**Work request**
Where does the word "description" appear in the entries below? Copy each line that holds it.

[Records from a collection]
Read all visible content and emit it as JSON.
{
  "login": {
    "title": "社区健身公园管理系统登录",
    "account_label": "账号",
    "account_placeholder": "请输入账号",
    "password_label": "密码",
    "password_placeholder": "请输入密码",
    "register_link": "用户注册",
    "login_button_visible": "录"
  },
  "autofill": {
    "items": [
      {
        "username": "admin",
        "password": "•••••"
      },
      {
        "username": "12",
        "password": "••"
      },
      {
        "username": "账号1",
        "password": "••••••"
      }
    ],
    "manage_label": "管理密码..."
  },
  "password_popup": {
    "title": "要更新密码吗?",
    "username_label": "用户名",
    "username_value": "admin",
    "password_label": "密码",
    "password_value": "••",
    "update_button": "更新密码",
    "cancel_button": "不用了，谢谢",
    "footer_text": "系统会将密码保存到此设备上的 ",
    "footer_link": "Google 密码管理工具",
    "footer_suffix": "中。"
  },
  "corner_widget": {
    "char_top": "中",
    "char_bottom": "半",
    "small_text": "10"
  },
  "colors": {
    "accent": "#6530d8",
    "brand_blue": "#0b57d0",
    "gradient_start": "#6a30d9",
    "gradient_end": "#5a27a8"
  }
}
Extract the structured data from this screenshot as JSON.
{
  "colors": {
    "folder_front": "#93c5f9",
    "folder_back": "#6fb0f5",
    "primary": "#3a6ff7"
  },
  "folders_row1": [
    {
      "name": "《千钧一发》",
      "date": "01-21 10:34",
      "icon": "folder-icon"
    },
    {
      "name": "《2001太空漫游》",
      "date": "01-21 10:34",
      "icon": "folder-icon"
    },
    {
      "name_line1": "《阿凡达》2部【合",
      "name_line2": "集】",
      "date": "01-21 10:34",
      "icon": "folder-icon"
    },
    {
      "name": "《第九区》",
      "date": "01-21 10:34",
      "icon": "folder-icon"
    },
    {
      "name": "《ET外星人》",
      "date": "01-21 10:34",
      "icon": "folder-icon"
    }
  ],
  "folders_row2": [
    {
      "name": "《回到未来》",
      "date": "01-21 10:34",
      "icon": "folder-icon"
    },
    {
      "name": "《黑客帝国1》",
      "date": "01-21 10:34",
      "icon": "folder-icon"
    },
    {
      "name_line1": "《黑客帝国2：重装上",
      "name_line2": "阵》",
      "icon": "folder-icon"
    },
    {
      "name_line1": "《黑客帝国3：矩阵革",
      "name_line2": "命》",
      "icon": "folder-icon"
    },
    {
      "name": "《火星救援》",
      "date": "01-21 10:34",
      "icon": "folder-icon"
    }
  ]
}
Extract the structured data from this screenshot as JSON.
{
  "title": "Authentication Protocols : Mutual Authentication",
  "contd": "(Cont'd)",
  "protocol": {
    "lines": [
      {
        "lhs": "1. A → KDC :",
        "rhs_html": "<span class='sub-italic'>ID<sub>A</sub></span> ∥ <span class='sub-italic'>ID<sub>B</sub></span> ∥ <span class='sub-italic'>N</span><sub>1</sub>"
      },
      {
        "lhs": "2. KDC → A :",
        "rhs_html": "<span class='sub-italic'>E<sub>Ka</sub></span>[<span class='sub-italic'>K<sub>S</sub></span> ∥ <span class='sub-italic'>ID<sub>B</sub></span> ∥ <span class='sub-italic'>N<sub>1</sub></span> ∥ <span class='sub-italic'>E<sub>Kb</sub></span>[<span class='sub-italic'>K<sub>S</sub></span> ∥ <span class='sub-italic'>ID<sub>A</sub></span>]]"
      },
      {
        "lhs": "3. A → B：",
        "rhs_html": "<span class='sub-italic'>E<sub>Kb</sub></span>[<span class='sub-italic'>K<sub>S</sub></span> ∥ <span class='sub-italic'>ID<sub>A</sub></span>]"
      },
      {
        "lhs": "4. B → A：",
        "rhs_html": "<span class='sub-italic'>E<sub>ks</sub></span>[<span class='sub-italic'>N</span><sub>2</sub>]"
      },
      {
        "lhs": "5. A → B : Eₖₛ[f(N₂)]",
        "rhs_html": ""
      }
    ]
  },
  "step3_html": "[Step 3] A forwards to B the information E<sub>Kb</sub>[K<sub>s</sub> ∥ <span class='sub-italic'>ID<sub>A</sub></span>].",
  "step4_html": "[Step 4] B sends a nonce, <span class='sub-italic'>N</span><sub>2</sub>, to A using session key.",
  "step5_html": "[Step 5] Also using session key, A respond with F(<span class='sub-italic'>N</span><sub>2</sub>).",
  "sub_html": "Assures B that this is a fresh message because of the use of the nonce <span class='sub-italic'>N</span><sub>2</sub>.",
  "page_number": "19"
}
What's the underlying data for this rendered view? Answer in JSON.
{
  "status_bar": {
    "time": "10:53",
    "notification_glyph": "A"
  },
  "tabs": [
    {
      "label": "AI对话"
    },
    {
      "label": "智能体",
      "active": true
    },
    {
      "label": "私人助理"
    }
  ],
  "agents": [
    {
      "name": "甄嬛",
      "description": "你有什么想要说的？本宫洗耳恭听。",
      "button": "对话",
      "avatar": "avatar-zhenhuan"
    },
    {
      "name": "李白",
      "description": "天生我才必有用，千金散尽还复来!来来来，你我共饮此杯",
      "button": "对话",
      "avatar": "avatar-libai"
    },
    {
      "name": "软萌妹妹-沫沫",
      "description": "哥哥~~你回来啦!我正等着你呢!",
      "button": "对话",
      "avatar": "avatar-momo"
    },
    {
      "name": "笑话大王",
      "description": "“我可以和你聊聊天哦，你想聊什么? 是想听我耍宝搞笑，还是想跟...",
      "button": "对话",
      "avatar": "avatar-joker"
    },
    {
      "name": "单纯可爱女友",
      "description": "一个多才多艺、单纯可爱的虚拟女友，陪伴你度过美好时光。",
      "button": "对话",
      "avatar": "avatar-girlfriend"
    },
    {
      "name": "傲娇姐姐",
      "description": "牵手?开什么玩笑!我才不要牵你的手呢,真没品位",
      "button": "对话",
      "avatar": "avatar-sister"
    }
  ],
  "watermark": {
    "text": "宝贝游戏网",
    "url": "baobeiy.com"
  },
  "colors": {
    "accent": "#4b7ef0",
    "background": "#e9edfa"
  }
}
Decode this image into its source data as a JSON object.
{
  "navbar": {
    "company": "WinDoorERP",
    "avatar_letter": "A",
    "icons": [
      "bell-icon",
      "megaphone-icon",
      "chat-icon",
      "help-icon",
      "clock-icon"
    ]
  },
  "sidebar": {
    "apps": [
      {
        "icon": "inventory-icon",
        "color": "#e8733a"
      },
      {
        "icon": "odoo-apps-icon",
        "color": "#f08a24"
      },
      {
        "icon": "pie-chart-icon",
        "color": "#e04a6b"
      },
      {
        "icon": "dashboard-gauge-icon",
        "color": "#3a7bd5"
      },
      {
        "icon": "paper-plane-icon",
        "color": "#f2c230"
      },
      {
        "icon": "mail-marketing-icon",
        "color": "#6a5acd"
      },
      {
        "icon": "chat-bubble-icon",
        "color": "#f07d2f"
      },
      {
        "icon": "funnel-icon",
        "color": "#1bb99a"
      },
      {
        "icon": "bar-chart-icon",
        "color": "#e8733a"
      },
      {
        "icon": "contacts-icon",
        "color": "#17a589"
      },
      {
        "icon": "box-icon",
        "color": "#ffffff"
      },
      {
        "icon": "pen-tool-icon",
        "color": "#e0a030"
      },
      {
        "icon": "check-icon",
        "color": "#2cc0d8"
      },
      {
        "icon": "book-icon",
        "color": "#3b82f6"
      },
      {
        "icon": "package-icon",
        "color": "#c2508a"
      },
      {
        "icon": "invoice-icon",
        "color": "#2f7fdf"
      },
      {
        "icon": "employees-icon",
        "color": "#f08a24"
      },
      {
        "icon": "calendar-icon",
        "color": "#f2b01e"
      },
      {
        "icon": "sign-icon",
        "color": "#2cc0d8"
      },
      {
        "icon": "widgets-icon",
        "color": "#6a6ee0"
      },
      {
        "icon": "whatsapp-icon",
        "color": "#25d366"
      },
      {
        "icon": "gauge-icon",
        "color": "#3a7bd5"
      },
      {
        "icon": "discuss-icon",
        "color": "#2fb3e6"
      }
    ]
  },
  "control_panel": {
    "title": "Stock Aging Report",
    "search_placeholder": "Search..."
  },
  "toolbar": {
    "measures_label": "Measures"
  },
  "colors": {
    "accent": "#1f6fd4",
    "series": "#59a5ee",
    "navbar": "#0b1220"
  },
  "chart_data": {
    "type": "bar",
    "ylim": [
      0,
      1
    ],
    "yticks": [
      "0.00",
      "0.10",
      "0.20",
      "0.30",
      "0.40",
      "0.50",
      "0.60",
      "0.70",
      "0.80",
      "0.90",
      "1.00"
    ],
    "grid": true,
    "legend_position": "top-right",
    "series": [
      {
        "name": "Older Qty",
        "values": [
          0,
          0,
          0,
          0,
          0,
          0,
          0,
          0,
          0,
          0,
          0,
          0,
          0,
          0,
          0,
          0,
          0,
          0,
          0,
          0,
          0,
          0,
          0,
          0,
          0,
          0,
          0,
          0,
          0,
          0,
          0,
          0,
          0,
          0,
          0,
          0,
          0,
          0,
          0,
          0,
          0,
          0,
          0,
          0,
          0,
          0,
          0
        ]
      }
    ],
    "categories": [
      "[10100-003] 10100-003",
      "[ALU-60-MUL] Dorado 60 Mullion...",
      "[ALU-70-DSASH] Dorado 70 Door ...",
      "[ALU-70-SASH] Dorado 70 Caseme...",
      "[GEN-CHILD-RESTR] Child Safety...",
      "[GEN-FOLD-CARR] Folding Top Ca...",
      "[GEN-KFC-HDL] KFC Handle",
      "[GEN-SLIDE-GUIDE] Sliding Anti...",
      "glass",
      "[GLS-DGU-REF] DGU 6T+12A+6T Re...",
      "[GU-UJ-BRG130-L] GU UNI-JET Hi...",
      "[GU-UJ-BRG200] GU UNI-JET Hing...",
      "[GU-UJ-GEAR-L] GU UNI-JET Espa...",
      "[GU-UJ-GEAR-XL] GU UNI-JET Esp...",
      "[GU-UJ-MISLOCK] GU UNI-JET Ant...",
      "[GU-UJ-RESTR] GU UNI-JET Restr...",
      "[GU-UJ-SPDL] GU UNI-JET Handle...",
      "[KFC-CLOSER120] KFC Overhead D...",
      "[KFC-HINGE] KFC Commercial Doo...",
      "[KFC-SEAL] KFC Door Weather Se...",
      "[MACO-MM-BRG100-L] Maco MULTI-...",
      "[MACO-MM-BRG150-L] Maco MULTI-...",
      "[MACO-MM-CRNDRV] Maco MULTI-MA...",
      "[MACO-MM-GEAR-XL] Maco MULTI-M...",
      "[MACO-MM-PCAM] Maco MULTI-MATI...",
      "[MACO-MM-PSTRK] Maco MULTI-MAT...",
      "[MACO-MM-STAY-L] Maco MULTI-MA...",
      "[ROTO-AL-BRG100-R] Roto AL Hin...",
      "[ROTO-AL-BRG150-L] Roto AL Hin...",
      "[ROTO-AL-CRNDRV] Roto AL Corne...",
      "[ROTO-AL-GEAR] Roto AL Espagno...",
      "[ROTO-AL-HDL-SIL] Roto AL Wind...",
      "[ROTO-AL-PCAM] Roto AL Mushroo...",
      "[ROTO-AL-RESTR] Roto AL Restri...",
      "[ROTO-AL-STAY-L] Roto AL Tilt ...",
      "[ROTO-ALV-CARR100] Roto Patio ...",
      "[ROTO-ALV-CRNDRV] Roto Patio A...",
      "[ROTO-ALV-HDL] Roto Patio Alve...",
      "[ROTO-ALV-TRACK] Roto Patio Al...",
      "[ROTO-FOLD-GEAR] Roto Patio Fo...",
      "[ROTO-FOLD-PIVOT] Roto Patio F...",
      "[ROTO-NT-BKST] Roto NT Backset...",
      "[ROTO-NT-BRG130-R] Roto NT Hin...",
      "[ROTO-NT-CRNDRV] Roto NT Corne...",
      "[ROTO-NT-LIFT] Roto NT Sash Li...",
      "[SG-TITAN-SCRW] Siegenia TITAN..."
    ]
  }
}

**Your response**
      "description": "你有什么想要说的？本宫洗耳恭听。",
      "description": "天生我才必有用，千金散尽还复来!来来来，你我共饮此杯",
      "description": "哥哥~~你回来啦!我正等着你呢!",
      "description": "“我可以和你聊聊天哦，你想聊什么? 是想听我耍宝搞笑，还是想跟...",
      "description": "一个多才多艺、单纯可爱的虚拟女友，陪伴你度过美好时光。",
      "description": "牵手?开什么玩笑!我才不要牵你的手呢,真没品位",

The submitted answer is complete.